“The vault, at length, suddenly opened into a lofty gallery, in the midst of which a figure appeared, compleatly armed, with a terrible frown and menacing gesture, and brandishing a sword in his hand.”

It was the following sentence that (literally) gave me the key:

“Sir Bertrand undauntedly sprung forwards; and aiming a fierce blow at the figure, it instantly vanished, letting fall a massy iron key.”

Growing up playing videogames, I had seen this a thousand times: I fight an enemy, I kill the enemy and bleemp! there was an item that I picked up and used somewhere else. It gets better: the key opens a “brazen lock” which takes Sir Bertrand to the next room, where a coffin appears. It would be trite to think that  Dracula was going to jump out of the coffin. But no! It was a lady in distress, and as the player Sir Bertrand gets close to it, two large statues come to life and brandish their swords.
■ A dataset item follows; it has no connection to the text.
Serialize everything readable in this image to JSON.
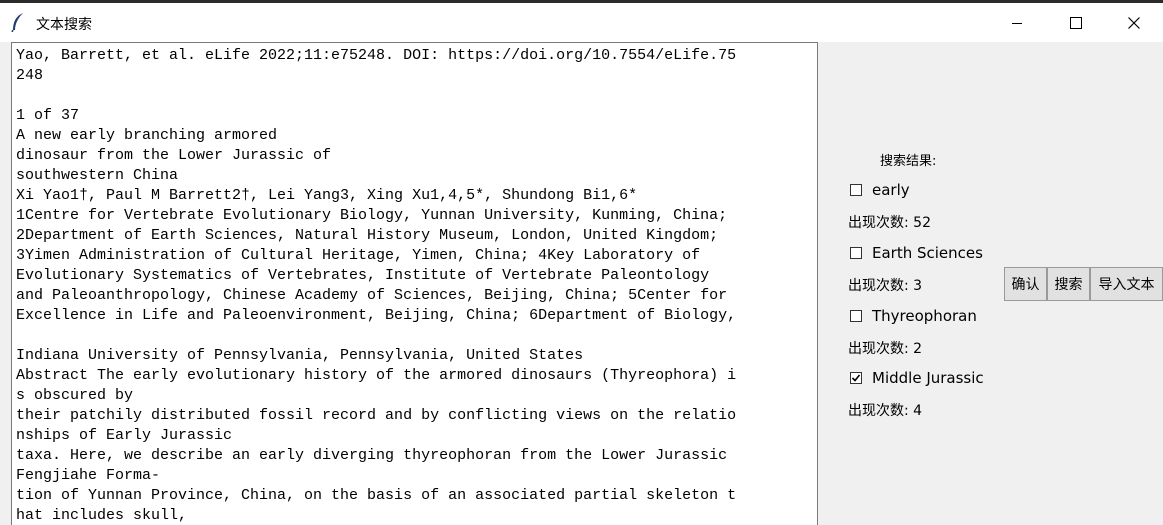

A timely kiss makes the whole place collapses before the statues get to him.

The scene just felt like the beginning of Vampire Killer (the original Castlevania, people, but that’s another story). The elements were familiar: arriving to the castle, enemies attacking you that “drop” items that you can use to advance in the game, there’s even a coffin! I made my case to my professor, Manuel Aguirre, who did not know much about videogames. My exact argument was probably delivered though a siesta cloud, whose dreamy mood inhibited my talking clearly. The sleepy rambling would have gone unnoticed, if it weren’t for my professor intently listening to me, encouraging me to keep talking and, worse enough, bringing up Propp’s Morphology of the Folktale. My paper for that class ended up dealing with the relationship between arcade games (or what we call in Spain “arcade games,” which are 2D action games and do not have much to do with actual arcades) and how they replicate (or not) the structure proposed by Propp and Joseph Campbell. (Later we realized it’d be difficult to justify the relevance of the paper to the seminar, but both my professor and I were too enthusiastic about the topic to consider such trifling matters.)
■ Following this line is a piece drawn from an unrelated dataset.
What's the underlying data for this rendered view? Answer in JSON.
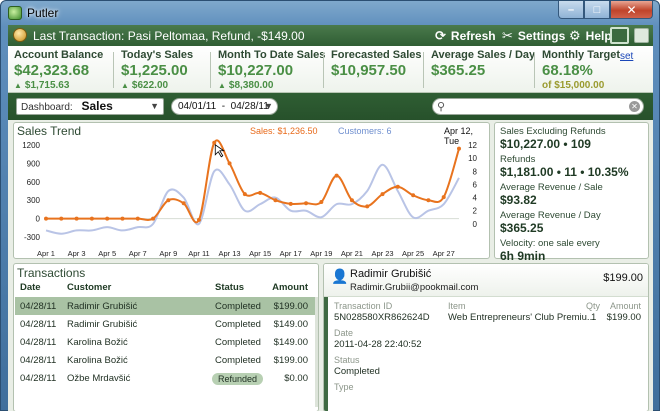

I took this seriously enough that while I was still in Spain I went back to playing videogames, and catch up with what I had missed while studying my undergrad. Games then were a vastly unexplored field, and there was so much to learn. Since in my work then I studied theatre and was part of the drama company in my school, I started musing whether one could make games as part of studying them. When one of my (most mediocre) professors heard I was coming to the US to study, he came up to me and told me that I should forget about videogames, they were a waste of time, and I should stick to Shakespeare. That was another spur to move into games. I still love my Shakespeare, and at times I miss being in a field where there is a tradition and you don’t have to define foundational terms. But I would be very bored without the challenges of studying games.
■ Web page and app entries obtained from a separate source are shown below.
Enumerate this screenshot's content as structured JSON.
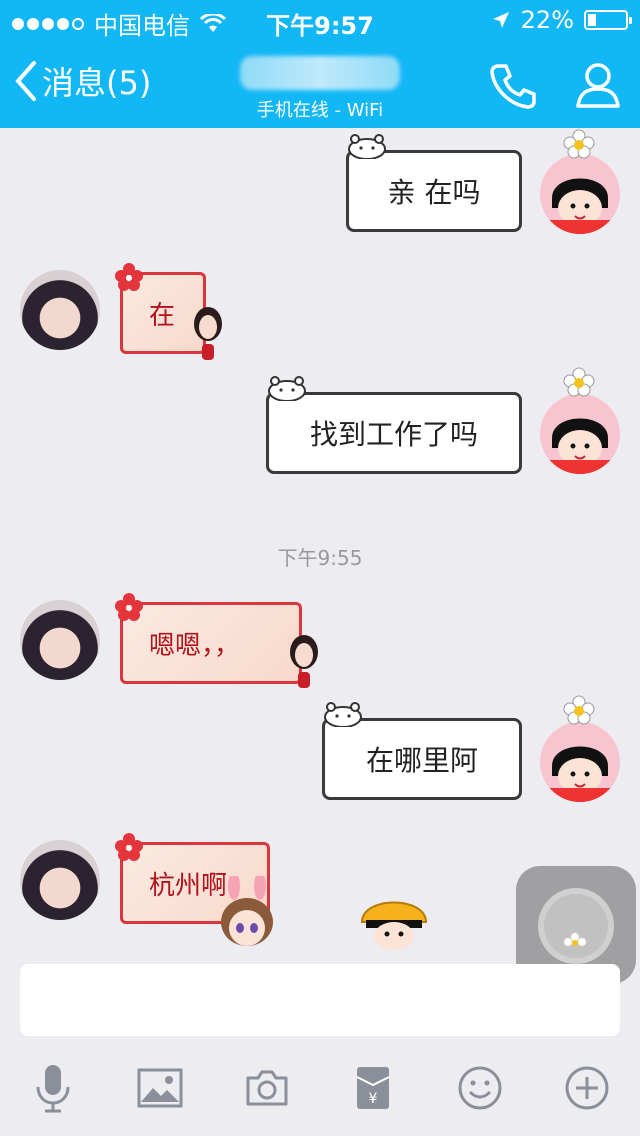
{
  "status_bar": {
    "carrier": "中国电信",
    "time": "下午9:57",
    "battery": "22%"
  },
  "nav": {
    "back_label": "消息(5)",
    "subtitle": "手机在线 - WiFi"
  },
  "messages": [
    {
      "side": "me",
      "text": "亲  在吗"
    },
    {
      "side": "other",
      "text": "在"
    },
    {
      "side": "me",
      "text": "找到工作了吗"
    },
    {
      "side": "other",
      "text": "嗯嗯，，"
    },
    {
      "side": "me",
      "text": "在哪里阿"
    },
    {
      "side": "other",
      "text": "杭州啊"
    }
  ],
  "timestamp": "下午9:55",
  "input": {
    "placeholder": ""
  },
  "toolbar": [
    "microphone-icon",
    "image-icon",
    "camera-icon",
    "red-packet-icon",
    "emoji-icon",
    "plus-icon"
  ],
  "colors": {
    "header": "#12b7f5",
    "background": "#ececf1",
    "other_bubble_border": "#d9363e"
  }
}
So that’s where I began. It’s been a long road, and at times I feel like I spent forever in graduate school, but on this journey I’ve also learned a lot about games, players, and the culture surrounding them. Since some of the ludologists not only have admitted that games do indeed relate to narratives and have started applying narratological frameworks to games, now it seems okay to say that one started studying games as narratives. What I started by following Sir Bertrand as a player character was relatively basic; ten years later, the adventure goes on.

So, if you study or work in games, what’s your story?